    Block diagram of overall system.
  • [Fig. 2.] The picture selected by the camera.
    The picture selected by the camera.
  • [Fig. 3.] Gray level image.
    Gray level image.
  • [Fig. 4.] Mark location of pixels.
    Mark location of pixels.
  • [Fig. 5.] Extraction traffic sign.
    Extraction traffic sign.
  • [Fig. 6.] Binary representation of a sign by using line segmentation.
    Binary representation of a sign by using line segmentation.
  • [Fig. 7.] Single sign separation from line representation binary image.
    Single sign separation from line representation binary image.

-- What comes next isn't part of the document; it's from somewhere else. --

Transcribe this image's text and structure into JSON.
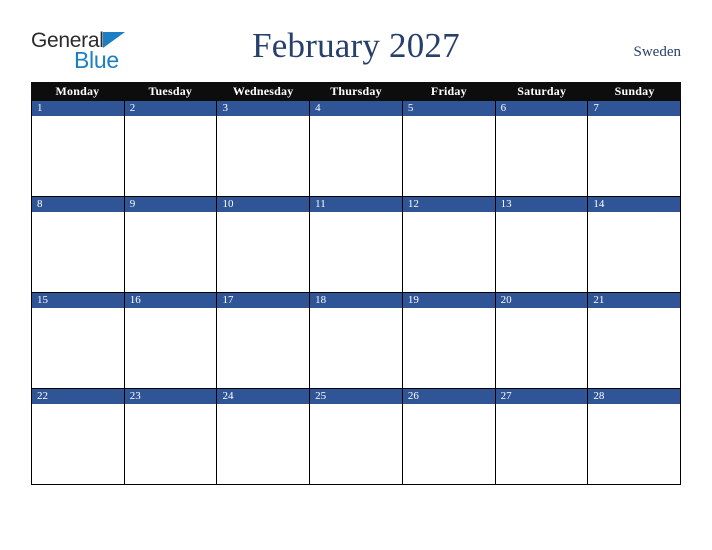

  • [Table 1.] Single segmentation accuracy results
    Single segmentation accuracy results
  • [Table 2.] Sign extraction accuracy result
    Sign extraction accuracy result
  • [Table 3.] Recognition accuracy results
    Recognition accuracy results